Nelson therefore noted that Uganda should not only invest in lucrative projects but also in building the integrity of the people as the Corruption Index clearly shows how much the country loses due to corruption.
The Inspector General of Government, Beti Kamya, said in his response that it is important to invest in transparency and ensure proper accountability to prevent Uganda’s resources and funds from being misdirected. managed.
Kamya says the fight against corruption should be a collective effort where citizens report any instances of corruption to the authorities to bring them under the long arm of the law. The IG recently launched a Lifestyle Audit, an anti-corruption model that compares a person’s income to their known wealth. If a person’s wealth is far beyond their income, then they are investigated and forced to return funds or other assets they may have gained through corrupt tendencies .
Kamya is optimistic that when Uganda saves the 20 trillion shillings lost to corruption, there will be enough money to give to parishes to establish infrastructure and capitalize people’s businesses.

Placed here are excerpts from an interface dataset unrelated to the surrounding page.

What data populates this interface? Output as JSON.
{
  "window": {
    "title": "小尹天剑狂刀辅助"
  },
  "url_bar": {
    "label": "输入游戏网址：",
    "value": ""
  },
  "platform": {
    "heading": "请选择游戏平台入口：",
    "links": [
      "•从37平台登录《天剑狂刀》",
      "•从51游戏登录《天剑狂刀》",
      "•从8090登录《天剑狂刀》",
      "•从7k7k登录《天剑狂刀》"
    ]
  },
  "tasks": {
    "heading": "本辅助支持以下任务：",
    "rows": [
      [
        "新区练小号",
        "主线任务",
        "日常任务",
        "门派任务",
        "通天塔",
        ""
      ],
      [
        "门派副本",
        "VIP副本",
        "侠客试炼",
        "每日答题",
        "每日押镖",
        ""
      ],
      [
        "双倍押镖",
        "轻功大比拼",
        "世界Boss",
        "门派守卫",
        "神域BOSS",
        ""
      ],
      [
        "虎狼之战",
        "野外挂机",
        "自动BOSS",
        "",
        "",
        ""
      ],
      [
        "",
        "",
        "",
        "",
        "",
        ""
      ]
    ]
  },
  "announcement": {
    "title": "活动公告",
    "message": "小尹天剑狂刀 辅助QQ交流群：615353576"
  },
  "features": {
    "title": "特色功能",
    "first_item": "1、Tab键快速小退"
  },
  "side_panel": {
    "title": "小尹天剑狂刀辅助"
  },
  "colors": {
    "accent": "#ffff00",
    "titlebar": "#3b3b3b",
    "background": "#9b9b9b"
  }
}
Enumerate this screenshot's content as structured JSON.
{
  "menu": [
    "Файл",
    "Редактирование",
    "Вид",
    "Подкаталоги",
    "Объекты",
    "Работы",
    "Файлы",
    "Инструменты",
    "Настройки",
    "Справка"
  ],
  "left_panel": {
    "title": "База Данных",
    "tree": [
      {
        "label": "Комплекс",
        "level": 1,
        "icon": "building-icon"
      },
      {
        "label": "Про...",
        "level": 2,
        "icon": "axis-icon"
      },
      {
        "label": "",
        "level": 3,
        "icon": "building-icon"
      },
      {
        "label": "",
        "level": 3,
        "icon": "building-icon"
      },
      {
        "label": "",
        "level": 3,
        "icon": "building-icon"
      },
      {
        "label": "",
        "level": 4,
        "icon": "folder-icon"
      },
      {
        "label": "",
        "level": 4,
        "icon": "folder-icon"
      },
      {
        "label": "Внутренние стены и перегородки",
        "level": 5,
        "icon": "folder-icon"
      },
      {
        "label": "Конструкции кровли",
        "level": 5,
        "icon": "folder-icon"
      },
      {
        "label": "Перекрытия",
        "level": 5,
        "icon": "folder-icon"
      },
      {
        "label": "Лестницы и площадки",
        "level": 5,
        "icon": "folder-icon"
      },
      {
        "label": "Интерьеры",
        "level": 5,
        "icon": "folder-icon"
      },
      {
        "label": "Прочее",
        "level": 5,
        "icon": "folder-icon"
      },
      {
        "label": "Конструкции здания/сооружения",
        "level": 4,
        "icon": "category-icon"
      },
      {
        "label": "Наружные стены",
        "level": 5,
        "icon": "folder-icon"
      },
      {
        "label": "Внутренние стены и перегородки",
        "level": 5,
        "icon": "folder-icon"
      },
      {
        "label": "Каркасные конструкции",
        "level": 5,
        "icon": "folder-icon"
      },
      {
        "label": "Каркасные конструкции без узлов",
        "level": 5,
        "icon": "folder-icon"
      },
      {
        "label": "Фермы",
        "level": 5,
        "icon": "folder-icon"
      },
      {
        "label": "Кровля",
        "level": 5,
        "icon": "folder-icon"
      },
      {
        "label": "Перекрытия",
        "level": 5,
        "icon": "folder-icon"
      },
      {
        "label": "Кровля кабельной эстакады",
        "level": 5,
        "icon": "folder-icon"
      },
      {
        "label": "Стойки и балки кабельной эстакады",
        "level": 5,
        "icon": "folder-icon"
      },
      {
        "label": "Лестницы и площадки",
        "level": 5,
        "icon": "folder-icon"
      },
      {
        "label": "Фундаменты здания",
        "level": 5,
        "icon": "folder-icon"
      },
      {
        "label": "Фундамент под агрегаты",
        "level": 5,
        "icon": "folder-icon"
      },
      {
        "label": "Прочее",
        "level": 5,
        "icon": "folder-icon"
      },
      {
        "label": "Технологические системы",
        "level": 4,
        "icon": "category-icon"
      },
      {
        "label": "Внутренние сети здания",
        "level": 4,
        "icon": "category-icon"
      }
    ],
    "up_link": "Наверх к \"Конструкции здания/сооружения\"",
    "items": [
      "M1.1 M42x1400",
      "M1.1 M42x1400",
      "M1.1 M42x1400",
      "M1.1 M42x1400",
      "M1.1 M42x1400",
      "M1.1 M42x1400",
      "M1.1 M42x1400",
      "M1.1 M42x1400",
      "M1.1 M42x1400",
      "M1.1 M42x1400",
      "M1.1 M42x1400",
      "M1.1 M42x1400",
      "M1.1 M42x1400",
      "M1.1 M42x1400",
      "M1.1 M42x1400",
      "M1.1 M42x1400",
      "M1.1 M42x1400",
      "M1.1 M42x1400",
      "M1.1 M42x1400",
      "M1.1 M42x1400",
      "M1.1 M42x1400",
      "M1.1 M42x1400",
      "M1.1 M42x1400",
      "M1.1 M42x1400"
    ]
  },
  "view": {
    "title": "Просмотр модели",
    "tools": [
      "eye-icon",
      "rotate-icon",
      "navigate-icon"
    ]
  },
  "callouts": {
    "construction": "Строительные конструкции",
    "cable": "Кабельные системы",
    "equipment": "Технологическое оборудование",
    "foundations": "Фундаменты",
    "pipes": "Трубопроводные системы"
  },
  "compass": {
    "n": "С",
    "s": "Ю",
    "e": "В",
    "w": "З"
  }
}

As the IG seeks to step up its efforts to fight corruption and recover assets acquired by officials especially by stealing from the government, the Inspectorate says their hands are partly tied by the law which does not allow them to recover assets until the court so decides.
According to Patricia Achan Okiria, the second Deputy Inspector General of the Inspectorate, Uganda has yet to finalize the process of establishing a conviction-free asset recovery system. She says the Inspectorate is working with the Ministry of Justice and Constitutional Affairs to ensure that the current asset recovery law provides for recovery before conviction and before the court issues an order authorizing recovery.
However, Joyce Ngaiza of the British High Commission advised the Inspectorate to work with the Chief Justice to create a secular procedure allowing asset recovery without conviction. She says waiting for politicians to make changes to the law could take time and cost the country more.